Dataset entries:
···

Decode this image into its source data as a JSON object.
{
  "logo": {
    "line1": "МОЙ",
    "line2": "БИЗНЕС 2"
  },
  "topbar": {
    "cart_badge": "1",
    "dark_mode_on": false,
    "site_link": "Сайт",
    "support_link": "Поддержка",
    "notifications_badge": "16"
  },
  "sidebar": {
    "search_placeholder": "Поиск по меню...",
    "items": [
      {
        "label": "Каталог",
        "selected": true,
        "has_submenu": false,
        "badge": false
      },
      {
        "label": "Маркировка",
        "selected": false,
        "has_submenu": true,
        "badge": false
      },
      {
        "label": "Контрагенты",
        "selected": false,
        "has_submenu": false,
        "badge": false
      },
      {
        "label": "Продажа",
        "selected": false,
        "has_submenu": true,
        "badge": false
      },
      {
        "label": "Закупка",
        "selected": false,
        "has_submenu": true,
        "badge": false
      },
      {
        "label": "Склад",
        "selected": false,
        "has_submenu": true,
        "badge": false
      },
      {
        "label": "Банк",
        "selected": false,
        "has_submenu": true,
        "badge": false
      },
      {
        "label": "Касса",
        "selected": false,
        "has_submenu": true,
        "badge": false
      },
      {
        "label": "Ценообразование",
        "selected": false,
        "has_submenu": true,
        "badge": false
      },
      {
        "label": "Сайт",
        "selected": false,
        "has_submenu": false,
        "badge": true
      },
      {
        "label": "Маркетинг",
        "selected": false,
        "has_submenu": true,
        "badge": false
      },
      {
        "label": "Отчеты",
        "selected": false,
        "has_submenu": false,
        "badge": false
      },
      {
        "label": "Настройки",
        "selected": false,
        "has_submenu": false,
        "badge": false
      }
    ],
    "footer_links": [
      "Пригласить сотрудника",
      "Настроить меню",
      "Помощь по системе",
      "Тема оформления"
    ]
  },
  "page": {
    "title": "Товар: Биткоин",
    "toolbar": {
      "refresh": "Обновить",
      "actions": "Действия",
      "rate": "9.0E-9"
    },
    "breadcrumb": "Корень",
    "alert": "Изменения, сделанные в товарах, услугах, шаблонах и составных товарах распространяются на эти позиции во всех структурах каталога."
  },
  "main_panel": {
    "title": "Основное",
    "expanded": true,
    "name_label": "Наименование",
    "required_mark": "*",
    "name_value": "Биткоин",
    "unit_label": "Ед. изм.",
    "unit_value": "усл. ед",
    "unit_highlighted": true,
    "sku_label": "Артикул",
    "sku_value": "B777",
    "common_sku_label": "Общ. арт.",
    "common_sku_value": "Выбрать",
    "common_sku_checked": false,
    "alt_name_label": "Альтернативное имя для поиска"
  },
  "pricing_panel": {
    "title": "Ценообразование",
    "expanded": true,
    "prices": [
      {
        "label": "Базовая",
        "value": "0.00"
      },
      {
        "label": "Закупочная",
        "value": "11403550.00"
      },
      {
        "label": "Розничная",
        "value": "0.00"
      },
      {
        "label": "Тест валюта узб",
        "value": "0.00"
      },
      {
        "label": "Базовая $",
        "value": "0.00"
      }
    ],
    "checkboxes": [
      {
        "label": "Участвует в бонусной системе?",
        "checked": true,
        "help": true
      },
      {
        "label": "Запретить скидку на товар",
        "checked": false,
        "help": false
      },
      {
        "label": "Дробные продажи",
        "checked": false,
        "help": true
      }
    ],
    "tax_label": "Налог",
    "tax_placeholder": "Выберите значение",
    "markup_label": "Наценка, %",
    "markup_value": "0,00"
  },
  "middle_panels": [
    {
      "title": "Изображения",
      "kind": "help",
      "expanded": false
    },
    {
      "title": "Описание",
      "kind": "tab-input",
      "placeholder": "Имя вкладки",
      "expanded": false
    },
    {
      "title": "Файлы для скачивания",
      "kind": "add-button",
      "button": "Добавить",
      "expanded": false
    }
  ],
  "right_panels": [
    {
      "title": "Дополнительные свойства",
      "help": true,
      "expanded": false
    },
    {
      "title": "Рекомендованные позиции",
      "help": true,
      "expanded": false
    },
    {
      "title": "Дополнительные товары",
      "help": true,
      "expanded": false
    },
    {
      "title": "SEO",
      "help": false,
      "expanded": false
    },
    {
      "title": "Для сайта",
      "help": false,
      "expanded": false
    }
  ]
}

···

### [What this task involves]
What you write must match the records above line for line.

### [Task answer]
Decode this image into its source data as a JSON object.
{
  "logo": {
    "line1": "МОЙ",
    "line2": "БИЗНЕС 2"
  },
  "topbar": {
    "cart_badge": "1",
    "dark_mode_on": false,
    "site_link": "Сайт",
    "support_link": "Поддержка",
    "notifications_badge": "16"
  },
  "sidebar": {
    "search_placeholder": "Поиск по меню...",
    "items": [
      {
        "label": "Каталог",
        "selected": true,
        "has_submenu": false,
        "badge": false
      },
      {
        "label": "Маркировка",
        "selected": false,
        "has_submenu": true,
        "badge": false
      },
      {
        "label": "Контрагенты",
        "selected": false,
        "has_submenu": false,
        "badge": false
      },
      {
        "label": "Продажа",
        "selected": false,
        "has_submenu": true,
        "badge": false
      },
      {
        "label": "Закупка",
        "selected": false,
        "has_submenu": true,
        "badge": false
      },
      {
        "label": "Склад",
        "selected": false,
        "has_submenu": true,
        "badge": false
      },
      {
        "label": "Банк",
        "selected": false,
        "has_submenu": true,
        "badge": false
      },
      {
        "label": "Касса",
        "selected": false,
        "has_submenu": true,
        "badge": false
      },
      {
        "label": "Ценообразование",
        "selected": false,
        "has_submenu": true,
        "badge": false
      },
      {
        "label": "Сайт",
        "selected": false,
        "has_submenu": false,
        "badge": true
      },
      {
        "label": "Маркетинг",
        "selected": false,
        "has_submenu": true,
        "badge": false
      },
      {
        "label": "Отчеты",
        "selected": false,
        "has_submenu": false,
        "badge": false
      },
      {
        "label": "Настройки",
        "selected": false,
        "has_submenu": false,
        "badge": false
      }
    ],
    "footer_links": [
      "Пригласить сотрудника",
      "Настроить меню",
      "Помощь по системе",
      "Тема оформления"
    ]
  },
  "page": {
    "title": "Товар: Биткоин",
    "toolbar": {
      "refresh": "Обновить",
      "actions": "Действия",
      "rate": "9.0E-9"
    },
    "breadcrumb": "Корень",
    "alert": "Изменения, сделанные в товарах, услугах, шаблонах и составных товарах распространяются на эти позиции во всех структурах каталога."
  },
  "main_panel": {
    "title": "Основное",
    "expanded": true,
    "name_label": "Наименование",
    "required_mark": "*",
    "name_value": "Биткоин",
    "unit_label": "Ед. изм.",
    "unit_value": "усл. ед",
    "unit_highlighted": true,
    "sku_label": "Артикул",
    "sku_value": "B777",
    "common_sku_label": "Общ. арт.",
    "common_sku_value": "Выбрать",
    "common_sku_checked": false,
    "alt_name_label": "Альтернативное имя для поиска"
  },
  "pricing_panel": {
    "title": "Ценообразование",
    "expanded": true,
    "prices": [
      {
        "label": "Базовая",
        "value": "0.00"
      },
      {
        "label": "Закупочная",
        "value": "11403550.00"
      },
      {
        "label": "Розничная",
        "value": "0.00"
      },
      {
        "label": "Тест валюта узб",
        "value": "0.00"
      },
      {
        "label": "Базовая $",
        "value": "0.00"
      }
    ],
    "checkboxes": [
      {
        "label": "Участвует в бонусной системе?",
        "checked": true,
        "help": true
      },
      {
        "label": "Запретить скидку на товар",
        "checked": false,
        "help": false
      },
      {
        "label": "Дробные продажи",
        "checked": false,
        "help": true
      }
    ],
    "tax_label": "Налог",
    "tax_placeholder": "Выберите значение",
    "markup_label": "Наценка, %",
    "markup_value": "0,00"
  },
  "middle_panels": [
    {
      "title": "Изображения",
      "kind": "help",
      "expanded": false
    },
    {
      "title": "Описание",
      "kind": "tab-input",
      "placeholder": "Имя вкладки",
      "expanded": false
    },
    {
      "title": "Файлы для скачивания",
      "kind": "add-button",
      "button": "Добавить",
      "expanded": false
    }
  ],
  "right_panels": [
    {
      "title": "Дополнительные свойства",
      "help": true,
      "expanded": false
    },
    {
      "title": "Рекомендованные позиции",
      "help": true,
      "expanded": false
    },
    {
      "title": "Дополнительные товары",
      "help": true,
      "expanded": false
    },
    {
      "title": "SEO",
      "help": false,
      "expanded": false
    },
    {
      "title": "Для сайта",
      "help": false,
      "expanded": false
    }
  ]
}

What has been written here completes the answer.